[Excerpts from a dataset]

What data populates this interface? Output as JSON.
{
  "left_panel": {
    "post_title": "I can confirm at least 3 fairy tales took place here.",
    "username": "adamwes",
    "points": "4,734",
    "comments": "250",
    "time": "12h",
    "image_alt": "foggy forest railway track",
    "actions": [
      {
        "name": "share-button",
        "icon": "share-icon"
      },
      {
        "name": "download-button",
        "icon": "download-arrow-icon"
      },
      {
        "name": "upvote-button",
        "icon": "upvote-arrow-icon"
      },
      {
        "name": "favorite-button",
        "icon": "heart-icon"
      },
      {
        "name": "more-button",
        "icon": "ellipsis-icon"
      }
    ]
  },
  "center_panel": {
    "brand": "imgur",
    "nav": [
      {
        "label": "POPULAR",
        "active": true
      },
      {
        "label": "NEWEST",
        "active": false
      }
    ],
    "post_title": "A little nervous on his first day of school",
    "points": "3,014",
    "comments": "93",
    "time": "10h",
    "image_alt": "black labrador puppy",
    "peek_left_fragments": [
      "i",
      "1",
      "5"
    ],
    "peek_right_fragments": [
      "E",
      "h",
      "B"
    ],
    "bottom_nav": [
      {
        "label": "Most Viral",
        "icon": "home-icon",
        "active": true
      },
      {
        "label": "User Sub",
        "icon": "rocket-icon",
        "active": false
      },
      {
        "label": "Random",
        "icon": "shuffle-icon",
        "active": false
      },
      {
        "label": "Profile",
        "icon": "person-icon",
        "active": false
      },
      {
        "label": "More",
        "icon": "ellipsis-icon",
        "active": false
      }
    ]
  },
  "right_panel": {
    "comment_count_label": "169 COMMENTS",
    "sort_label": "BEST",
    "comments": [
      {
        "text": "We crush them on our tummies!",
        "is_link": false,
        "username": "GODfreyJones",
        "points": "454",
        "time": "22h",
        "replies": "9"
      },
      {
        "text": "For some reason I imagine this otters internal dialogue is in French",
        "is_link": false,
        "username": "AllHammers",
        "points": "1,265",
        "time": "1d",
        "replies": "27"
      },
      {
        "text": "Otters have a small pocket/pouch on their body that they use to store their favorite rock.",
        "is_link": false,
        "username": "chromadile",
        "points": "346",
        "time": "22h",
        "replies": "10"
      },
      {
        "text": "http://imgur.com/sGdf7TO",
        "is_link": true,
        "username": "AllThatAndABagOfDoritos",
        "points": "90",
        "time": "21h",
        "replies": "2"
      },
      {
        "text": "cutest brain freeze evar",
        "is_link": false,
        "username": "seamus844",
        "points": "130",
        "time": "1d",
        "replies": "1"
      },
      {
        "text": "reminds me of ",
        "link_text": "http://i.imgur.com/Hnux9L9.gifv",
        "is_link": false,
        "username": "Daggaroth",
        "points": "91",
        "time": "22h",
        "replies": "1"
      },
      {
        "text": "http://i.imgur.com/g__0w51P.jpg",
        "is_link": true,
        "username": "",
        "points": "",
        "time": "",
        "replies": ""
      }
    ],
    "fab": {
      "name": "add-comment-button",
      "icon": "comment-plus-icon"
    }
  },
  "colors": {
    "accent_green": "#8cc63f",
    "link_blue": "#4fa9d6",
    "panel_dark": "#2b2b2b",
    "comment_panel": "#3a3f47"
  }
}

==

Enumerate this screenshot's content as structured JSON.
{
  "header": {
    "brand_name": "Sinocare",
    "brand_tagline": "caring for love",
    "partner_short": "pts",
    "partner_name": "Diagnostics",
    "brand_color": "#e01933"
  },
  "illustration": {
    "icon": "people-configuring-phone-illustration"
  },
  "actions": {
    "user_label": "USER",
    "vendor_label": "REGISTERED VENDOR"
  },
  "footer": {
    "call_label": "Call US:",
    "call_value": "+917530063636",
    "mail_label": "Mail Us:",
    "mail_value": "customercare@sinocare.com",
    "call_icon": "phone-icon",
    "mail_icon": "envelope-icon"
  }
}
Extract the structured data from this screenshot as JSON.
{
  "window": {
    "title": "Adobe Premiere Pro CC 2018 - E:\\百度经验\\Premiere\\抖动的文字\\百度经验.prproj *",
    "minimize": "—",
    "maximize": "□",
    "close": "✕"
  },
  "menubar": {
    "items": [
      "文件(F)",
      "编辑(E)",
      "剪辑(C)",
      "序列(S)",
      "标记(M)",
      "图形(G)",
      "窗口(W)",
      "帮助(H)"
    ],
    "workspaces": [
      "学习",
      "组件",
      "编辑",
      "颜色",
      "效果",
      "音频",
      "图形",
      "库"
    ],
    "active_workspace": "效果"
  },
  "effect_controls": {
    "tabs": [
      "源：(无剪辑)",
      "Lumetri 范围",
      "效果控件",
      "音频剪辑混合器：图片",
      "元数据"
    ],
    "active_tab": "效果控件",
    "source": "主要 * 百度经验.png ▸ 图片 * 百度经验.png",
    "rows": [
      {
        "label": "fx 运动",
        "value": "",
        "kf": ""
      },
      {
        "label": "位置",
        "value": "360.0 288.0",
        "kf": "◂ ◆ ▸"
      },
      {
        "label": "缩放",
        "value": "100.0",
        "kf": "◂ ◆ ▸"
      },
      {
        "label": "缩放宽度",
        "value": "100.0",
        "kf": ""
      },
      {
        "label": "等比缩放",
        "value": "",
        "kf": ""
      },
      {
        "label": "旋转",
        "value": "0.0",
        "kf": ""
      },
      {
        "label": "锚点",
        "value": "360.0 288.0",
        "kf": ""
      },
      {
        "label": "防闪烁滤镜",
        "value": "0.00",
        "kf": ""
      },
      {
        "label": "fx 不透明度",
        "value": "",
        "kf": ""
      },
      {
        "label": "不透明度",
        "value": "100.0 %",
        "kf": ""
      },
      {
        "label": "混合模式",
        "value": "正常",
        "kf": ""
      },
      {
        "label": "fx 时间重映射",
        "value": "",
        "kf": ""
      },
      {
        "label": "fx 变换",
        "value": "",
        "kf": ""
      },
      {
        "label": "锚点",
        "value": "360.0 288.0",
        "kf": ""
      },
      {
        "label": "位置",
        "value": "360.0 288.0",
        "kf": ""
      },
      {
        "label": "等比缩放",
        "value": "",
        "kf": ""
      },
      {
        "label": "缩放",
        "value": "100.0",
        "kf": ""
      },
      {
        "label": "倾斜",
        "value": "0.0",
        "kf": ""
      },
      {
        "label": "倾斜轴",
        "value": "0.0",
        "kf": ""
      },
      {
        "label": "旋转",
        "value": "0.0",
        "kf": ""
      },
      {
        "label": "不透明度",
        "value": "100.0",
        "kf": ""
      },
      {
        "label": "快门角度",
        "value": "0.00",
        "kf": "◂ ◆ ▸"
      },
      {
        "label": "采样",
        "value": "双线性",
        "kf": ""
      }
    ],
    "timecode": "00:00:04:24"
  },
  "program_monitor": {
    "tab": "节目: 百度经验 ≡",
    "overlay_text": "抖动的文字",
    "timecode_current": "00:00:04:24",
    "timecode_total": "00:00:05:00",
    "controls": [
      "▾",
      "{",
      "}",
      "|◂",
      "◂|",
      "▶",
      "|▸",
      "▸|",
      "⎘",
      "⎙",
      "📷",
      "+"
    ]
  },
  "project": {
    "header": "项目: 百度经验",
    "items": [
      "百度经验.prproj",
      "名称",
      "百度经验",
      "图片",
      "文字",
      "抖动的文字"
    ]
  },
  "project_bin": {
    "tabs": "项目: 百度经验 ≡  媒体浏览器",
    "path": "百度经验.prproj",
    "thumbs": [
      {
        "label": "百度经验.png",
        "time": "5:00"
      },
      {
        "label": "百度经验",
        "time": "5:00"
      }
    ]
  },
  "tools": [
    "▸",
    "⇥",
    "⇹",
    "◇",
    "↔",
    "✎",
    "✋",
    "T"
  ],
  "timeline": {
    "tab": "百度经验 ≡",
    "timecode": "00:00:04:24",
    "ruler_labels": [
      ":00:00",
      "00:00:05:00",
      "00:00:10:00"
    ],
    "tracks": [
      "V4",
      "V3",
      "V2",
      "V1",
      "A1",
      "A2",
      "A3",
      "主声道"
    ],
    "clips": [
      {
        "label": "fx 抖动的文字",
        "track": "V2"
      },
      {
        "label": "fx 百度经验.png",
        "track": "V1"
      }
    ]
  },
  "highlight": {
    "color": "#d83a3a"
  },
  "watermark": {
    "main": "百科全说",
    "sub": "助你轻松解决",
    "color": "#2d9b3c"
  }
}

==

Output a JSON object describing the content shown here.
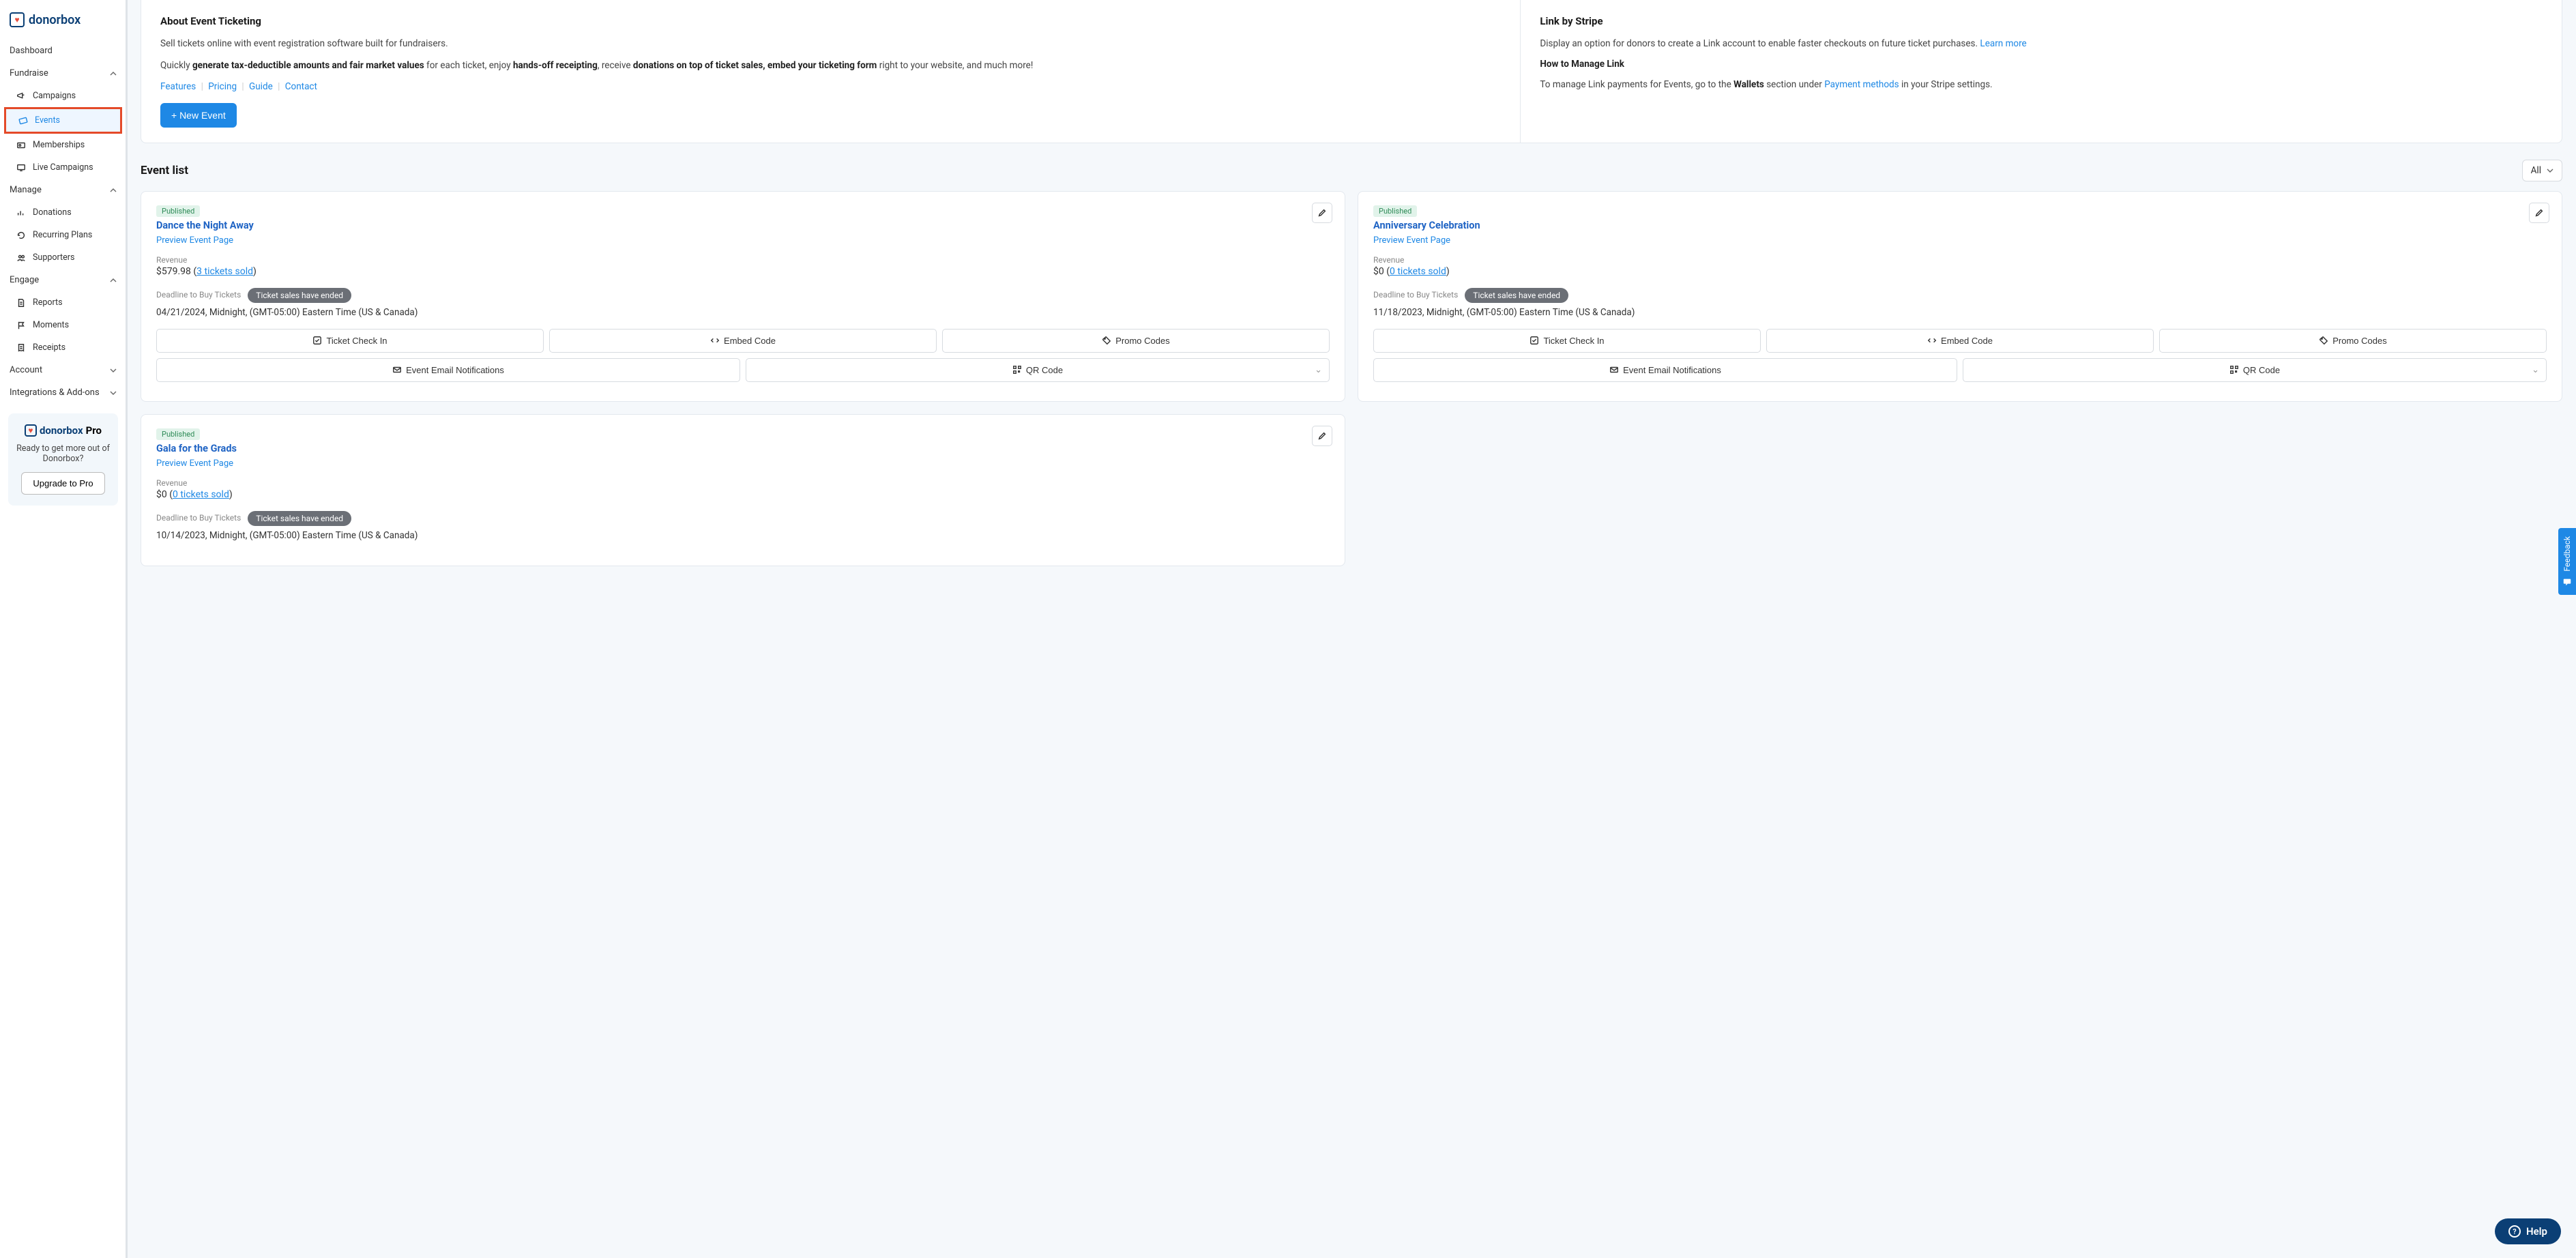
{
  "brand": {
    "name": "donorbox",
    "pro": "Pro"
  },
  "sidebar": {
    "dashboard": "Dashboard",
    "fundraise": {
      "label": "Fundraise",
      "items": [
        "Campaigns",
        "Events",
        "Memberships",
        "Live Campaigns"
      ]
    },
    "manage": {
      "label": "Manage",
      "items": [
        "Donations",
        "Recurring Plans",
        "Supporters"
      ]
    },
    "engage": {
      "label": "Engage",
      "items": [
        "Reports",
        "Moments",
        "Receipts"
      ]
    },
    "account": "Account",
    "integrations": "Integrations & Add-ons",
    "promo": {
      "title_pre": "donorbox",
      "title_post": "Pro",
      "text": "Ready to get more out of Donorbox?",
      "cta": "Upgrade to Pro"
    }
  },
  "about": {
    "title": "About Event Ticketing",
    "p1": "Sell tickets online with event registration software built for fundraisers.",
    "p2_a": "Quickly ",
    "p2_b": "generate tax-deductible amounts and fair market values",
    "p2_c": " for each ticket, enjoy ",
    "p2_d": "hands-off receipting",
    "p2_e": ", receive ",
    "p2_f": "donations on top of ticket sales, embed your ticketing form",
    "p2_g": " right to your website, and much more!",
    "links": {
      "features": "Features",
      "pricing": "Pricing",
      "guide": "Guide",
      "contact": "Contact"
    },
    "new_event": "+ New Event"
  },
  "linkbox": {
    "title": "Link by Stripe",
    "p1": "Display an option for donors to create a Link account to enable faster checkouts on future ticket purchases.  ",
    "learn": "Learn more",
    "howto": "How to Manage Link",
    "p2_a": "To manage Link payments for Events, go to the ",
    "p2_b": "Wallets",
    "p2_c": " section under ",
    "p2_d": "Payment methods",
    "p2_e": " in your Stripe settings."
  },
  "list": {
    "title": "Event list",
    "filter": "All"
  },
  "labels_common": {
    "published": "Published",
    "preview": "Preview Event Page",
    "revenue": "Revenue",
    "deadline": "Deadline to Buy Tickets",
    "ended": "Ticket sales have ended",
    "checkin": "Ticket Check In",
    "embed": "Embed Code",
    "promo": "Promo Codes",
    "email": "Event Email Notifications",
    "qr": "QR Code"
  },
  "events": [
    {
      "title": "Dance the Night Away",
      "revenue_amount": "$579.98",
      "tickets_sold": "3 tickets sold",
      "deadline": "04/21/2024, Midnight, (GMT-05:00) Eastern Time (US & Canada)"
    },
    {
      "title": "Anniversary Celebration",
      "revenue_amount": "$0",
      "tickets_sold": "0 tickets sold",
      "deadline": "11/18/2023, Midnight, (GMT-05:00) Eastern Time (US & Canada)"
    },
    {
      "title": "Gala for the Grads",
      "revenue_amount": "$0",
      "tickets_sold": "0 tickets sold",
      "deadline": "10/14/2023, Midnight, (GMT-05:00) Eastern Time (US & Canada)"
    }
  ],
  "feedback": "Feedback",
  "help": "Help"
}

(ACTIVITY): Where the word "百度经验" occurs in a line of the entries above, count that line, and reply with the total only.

(RESULT OF THIS EXERCISE): 12